Slow Down

Next month is an annual 5K that I ran last year. I came in last place. It was a running restart for the umpteenth time. Some might call it just walking moderately fast, but my slow runs have been good for me. I start out walking, and then as weeks progress so does my speed.

At the end of last year I realized I did too much. This year, I have been trying to pace myself, not just where running is concerned but scheduling my time as well. The best thing to come from that thus far is my efforts have resulted in accomplishing more. Choices that are mine aren’t always what other people want or expect, but they work for me.

It is very easy to get into a habit of rushing through things and not taking time to enjoy and do the best one can do. I am preparing to run the Perseverance 5K again this year. My time maybe better, worse or the same. Won’t know until the run is over, but speed is not what I am looking forward to the most.

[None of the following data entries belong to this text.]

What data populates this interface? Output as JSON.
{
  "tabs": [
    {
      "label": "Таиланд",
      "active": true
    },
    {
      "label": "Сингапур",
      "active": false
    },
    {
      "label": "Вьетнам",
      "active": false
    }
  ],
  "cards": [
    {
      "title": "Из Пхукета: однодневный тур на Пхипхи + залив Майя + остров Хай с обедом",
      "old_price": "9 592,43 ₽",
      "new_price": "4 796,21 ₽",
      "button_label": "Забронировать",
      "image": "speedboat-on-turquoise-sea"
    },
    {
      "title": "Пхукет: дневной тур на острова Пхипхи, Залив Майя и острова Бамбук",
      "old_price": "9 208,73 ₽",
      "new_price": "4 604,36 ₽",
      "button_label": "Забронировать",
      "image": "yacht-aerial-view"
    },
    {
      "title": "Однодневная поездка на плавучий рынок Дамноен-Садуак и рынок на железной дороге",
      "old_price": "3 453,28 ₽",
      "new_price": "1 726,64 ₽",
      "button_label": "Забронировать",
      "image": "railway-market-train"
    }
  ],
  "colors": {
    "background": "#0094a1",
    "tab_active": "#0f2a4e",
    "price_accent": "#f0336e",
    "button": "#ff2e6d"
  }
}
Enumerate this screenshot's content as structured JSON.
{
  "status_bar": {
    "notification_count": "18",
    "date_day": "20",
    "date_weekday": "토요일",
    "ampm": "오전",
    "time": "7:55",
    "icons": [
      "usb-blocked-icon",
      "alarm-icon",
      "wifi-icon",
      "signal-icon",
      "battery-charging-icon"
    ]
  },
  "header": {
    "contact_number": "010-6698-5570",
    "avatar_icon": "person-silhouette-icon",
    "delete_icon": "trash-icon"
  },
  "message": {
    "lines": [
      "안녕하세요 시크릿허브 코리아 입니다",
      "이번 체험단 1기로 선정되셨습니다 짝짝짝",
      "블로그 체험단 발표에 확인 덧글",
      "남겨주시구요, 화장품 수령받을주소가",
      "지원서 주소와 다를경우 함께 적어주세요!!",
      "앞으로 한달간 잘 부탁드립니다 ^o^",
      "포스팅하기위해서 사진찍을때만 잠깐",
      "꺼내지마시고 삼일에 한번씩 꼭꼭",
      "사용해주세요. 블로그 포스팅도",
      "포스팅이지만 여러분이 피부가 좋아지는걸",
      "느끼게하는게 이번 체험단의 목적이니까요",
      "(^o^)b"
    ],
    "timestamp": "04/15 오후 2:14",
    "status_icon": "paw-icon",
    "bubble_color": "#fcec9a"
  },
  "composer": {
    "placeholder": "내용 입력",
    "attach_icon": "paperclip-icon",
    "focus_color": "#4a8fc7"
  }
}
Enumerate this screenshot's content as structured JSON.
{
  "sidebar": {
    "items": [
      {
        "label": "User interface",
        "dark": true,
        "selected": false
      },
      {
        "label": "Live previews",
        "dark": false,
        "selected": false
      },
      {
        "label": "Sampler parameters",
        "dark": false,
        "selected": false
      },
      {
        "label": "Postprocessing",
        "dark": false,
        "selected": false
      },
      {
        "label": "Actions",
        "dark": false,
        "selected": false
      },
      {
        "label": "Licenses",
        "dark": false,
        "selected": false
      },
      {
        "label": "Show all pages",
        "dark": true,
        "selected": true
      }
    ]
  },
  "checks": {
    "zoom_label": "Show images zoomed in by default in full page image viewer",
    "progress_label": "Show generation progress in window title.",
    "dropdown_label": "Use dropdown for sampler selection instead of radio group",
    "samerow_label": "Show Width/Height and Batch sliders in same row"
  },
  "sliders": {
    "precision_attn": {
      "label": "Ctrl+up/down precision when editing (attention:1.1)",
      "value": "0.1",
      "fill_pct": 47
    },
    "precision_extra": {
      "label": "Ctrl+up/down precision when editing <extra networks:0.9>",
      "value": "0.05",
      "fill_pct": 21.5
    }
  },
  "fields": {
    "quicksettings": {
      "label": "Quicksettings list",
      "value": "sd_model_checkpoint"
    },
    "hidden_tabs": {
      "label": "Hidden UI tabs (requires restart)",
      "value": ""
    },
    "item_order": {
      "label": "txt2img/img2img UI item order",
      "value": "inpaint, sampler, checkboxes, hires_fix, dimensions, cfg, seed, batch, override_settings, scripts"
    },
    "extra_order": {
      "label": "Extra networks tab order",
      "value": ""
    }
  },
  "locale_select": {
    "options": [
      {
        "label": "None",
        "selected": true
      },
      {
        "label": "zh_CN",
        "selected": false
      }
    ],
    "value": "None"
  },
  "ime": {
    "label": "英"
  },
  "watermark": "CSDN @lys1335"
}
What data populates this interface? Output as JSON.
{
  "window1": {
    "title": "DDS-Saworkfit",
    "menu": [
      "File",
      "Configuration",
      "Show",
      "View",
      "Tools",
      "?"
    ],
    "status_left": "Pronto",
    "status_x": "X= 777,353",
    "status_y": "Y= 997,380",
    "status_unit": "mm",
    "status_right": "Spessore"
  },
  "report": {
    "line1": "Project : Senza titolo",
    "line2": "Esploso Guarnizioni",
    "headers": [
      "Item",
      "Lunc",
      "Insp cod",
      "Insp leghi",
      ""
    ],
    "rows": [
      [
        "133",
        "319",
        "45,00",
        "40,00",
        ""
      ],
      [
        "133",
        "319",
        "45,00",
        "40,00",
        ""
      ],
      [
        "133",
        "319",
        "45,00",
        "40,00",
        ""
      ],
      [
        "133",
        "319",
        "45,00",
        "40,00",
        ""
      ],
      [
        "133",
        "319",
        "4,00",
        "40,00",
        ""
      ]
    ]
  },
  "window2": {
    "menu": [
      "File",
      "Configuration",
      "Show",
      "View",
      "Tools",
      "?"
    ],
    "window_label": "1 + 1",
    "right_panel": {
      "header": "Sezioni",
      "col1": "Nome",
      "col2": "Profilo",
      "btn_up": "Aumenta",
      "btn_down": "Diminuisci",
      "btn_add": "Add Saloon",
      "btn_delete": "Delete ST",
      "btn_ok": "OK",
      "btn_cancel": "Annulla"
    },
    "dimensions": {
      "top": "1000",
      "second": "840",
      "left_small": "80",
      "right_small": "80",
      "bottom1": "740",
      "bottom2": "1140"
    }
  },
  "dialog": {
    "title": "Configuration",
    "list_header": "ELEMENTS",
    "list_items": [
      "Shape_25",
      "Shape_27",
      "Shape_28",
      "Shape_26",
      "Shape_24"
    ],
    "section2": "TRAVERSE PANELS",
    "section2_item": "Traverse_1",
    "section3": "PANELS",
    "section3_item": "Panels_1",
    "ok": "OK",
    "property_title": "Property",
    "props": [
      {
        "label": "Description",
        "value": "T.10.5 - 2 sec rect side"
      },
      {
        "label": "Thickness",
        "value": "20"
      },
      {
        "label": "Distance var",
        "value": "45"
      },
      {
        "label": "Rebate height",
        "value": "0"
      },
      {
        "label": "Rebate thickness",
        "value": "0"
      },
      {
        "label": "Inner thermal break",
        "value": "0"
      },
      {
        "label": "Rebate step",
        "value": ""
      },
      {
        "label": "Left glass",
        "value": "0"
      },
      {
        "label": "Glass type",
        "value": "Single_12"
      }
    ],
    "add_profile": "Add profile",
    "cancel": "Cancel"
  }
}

The 2015 Perseverance Run held in Cape Girardeau, Missouri, I ran by signs on the route telling me of the sacrifices that the persecuted missionaries endure, it occurred to me that my time on the course didn’t matter. My aches and pains, my frustration weren’t even comparable. This was about something bigger than running a race. My run became a prayer, for the individuals the race was to support, and myself as well.

As I prepare to return, I wonder what epiphanies await me on the course this year. Have I learned to appreciate the freedom of choice I have this last year? What have I done to support my own beliefs? Far deeper concerns than how fast will I run.



There are many things in life we have to seek permission to do. One example is gaining permission to drive a car by going through stages and steps to become a licensed driver. Most of the time when we seek permission there is some expectation on our part that must be fulfilled.

A discussion with a fellow writer about becoming a published writer sparked my thoughts into the phenomenon of credibility and permission regarding writing. Once upon a time, there weren’t big house publishers.

Book publishing evolved like most industries. Someone had something to say, wanted to share it and either learned the trade themselves or sought out someone to make copies. Over time it became an industry where publishers selected authors to write similar stories to those successfully selling in order to make a profit. That is until something new and different caught the eye of the reading public, then off in a new direction, a new genre or resurgence of an old one began and the cycle continued.

There are stories about an author who would not accept rejection and published themselves successfully, as well as rogue editors there who bucked the system for an author they believed in. Somewhere along the line becoming chosen became the thing to do. It happens quite often in throughout life if you think about it.

So why are there so many writers still waiting to be chosen? Especially with the flood of ebooks and the means by which to be published have become so economically available? Is writing truly an elitist monopoly?

I have heard from published authors that this is a competitive brutal industry, which to be honest, any and all industries will have individuals that are highly competitive. However, I have a perspective with a slightly different outlook. I see that there is room for all voices.

If you write, and work at it writing the best you can write, who has the right to say what can be published or not? Isn’t it the right of the reader to accept or reject? Readers are the market that publishers sell to, doesn’t that make their opinion the only one that really matters? Shouldn’t they have the final say as to whether or not something is worth reading?


So, the eldest sent me a list for creating a media kit. No, I had not done one before now. Yes, I am aware how backward my process is —for the record, I am working on the media kit.

Here, let me share it with you.

1) A letter of introduction.  This is a personal bio no longer than 1 page.  It should highlight your strengths and accomplishments.

2)  A mission statement or manifesto.  This is how you stand out from other authors and what makes your work unique.

3) Testimonials or reviews.  When starting out it doesn’t matter who has done them, just that you have them.  I.E. if Natalie has reviewed your work she’d be Radio Personality and Voice Actor Natalie says “blah”

4) FAQ

5) Services offered – i.e. onsite book signing provides promotional opportunity for the store to drive up foot traffic.

6) Rates (cost of books and merchandise)

7) Stats (how many visits have you had to your blogs.  how many books have you sold?  what have common readers said about your work?)

8) Contact Information

After reading through myself the first time, I was at a loss as to where to begin. It seems such a daunting task. The second time I read through it was a few minutes later, this time sitting on the couch with my companion pup sitting next to me. When I finished the second read through I looked the lab in the eye and explained, “I have no clue how to do any of this. Would you write my bio?”

The puppy is quite willing it seems. She stood on the couch next to me, tail wagging wildly and leaned in to lick my face. She will do a great job, I am sure of it.